Interface dataset entries
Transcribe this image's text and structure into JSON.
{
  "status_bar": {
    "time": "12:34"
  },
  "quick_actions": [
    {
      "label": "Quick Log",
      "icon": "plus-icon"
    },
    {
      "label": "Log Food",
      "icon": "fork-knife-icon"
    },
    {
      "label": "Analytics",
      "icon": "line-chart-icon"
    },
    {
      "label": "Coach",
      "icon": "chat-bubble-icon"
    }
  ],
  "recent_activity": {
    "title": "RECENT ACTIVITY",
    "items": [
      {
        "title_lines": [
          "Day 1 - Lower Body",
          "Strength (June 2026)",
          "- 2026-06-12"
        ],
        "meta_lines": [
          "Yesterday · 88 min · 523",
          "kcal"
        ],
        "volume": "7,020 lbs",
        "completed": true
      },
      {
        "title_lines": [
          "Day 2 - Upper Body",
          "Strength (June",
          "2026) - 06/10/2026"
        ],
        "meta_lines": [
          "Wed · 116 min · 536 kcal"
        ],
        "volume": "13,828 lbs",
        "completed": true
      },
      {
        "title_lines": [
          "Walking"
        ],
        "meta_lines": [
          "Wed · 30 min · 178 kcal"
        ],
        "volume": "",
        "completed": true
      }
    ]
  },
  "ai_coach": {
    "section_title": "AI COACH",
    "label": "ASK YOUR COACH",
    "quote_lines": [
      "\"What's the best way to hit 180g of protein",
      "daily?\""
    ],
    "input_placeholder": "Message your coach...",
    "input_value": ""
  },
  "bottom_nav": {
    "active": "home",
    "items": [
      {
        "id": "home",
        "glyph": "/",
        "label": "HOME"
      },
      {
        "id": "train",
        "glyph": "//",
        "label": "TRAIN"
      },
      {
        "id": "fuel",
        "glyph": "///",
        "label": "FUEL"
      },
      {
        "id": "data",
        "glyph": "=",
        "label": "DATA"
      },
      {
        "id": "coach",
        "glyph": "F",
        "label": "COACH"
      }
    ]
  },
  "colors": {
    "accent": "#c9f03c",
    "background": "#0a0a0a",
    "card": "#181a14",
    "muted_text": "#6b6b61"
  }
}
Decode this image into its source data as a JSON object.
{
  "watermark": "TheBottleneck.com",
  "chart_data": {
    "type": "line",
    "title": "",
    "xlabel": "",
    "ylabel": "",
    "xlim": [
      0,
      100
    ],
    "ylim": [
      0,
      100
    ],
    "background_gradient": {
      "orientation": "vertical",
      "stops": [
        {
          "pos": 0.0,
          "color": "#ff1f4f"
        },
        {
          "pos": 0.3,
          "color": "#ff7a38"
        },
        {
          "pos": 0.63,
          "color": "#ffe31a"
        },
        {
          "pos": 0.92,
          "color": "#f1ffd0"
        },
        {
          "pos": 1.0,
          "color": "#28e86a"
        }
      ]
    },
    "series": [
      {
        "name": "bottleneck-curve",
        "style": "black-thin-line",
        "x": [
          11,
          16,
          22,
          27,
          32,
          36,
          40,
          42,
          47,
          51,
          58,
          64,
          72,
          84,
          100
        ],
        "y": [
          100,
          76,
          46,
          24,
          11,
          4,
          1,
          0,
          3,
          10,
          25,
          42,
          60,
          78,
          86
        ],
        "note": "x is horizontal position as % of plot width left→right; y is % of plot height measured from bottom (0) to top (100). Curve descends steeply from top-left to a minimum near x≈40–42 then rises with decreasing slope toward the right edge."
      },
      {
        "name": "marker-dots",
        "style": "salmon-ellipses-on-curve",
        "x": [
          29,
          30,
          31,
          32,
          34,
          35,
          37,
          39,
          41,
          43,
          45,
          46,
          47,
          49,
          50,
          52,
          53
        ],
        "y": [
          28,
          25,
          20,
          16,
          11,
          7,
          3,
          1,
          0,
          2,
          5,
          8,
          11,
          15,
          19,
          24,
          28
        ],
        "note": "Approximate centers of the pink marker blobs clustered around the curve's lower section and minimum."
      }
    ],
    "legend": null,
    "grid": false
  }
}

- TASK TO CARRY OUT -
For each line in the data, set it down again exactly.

- EXERCISE ANSWER -
Transcribe this image's text and structure into JSON.
{
  "status_bar": {
    "time": "12:34"
  },
  "quick_actions": [
    {
      "label": "Quick Log",
      "icon": "plus-icon"
    },
    {
      "label": "Log Food",
      "icon": "fork-knife-icon"
    },
    {
      "label": "Analytics",
      "icon": "line-chart-icon"
    },
    {
      "label": "Coach",
      "icon": "chat-bubble-icon"
    }
  ],
  "recent_activity": {
    "title": "RECENT ACTIVITY",
    "items": [
      {
        "title_lines": [
          "Day 1 - Lower Body",
          "Strength (June 2026)",
          "- 2026-06-12"
        ],
        "meta_lines": [
          "Yesterday · 88 min · 523",
          "kcal"
        ],
        "volume": "7,020 lbs",
        "completed": true
      },
      {
        "title_lines": [
          "Day 2 - Upper Body",
          "Strength (June",
          "2026) - 06/10/2026"
        ],
        "meta_lines": [
          "Wed · 116 min · 536 kcal"
        ],
        "volume": "13,828 lbs",
        "completed": true
      },
      {
        "title_lines": [
          "Walking"
        ],
        "meta_lines": [
          "Wed · 30 min · 178 kcal"
        ],
        "volume": "",
        "completed": true
      }
    ]
  },
  "ai_coach": {
    "section_title": "AI COACH",
    "label": "ASK YOUR COACH",
    "quote_lines": [
      "\"What's the best way to hit 180g of protein",
      "daily?\""
    ],
    "input_placeholder": "Message your coach...",
    "input_value": ""
  },
  "bottom_nav": {
    "active": "home",
    "items": [
      {
        "id": "home",
        "glyph": "/",
        "label": "HOME"
      },
      {
        "id": "train",
        "glyph": "//",
        "label": "TRAIN"
      },
      {
        "id": "fuel",
        "glyph": "///",
        "label": "FUEL"
      },
      {
        "id": "data",
        "glyph": "=",
        "label": "DATA"
      },
      {
        "id": "coach",
        "glyph": "F",
        "label": "COACH"
      }
    ]
  },
  "colors": {
    "accent": "#c9f03c",
    "background": "#0a0a0a",
    "card": "#181a14",
    "muted_text": "#6b6b61"
  }
}
Decode this image into its source data as a JSON object.
{
  "watermark": "TheBottleneck.com",
  "chart_data": {
    "type": "line",
    "title": "",
    "xlabel": "",
    "ylabel": "",
    "xlim": [
      0,
      100
    ],
    "ylim": [
      0,
      100
    ],
    "background_gradient": {
      "orientation": "vertical",
      "stops": [
        {
          "pos": 0.0,
          "color": "#ff1f4f"
        },
        {
          "pos": 0.3,
          "color": "#ff7a38"
        },
        {
          "pos": 0.63,
          "color": "#ffe31a"
        },
        {
          "pos": 0.92,
          "color": "#f1ffd0"
        },
        {
          "pos": 1.0,
          "color": "#28e86a"
        }
      ]
    },
    "series": [
      {
        "name": "bottleneck-curve",
        "style": "black-thin-line",
        "x": [
          11,
          16,
          22,
          27,
          32,
          36,
          40,
          42,
          47,
          51,
          58,
          64,
          72,
          84,
          100
        ],
        "y": [
          100,
          76,
          46,
          24,
          11,
          4,
          1,
          0,
          3,
          10,
          25,
          42,
          60,
          78,
          86
        ],
        "note": "x is horizontal position as % of plot width left→right; y is % of plot height measured from bottom (0) to top (100). Curve descends steeply from top-left to a minimum near x≈40–42 then rises with decreasing slope toward the right edge."
      },
      {
        "name": "marker-dots",
        "style": "salmon-ellipses-on-curve",
        "x": [
          29,
          30,
          31,
          32,
          34,
          35,
          37,
          39,
          41,
          43,
          45,
          46,
          47,
          49,
          50,
          52,
          53
        ],
        "y": [
          28,
          25,
          20,
          16,
          11,
          7,
          3,
          1,
          0,
          2,
          5,
          8,
          11,
          15,
          19,
          24,
          28
        ],
        "note": "Approximate centers of the pink marker blobs clustered around the curve's lower section and minimum."
      }
    ],
    "legend": null,
    "grid": false
  }
}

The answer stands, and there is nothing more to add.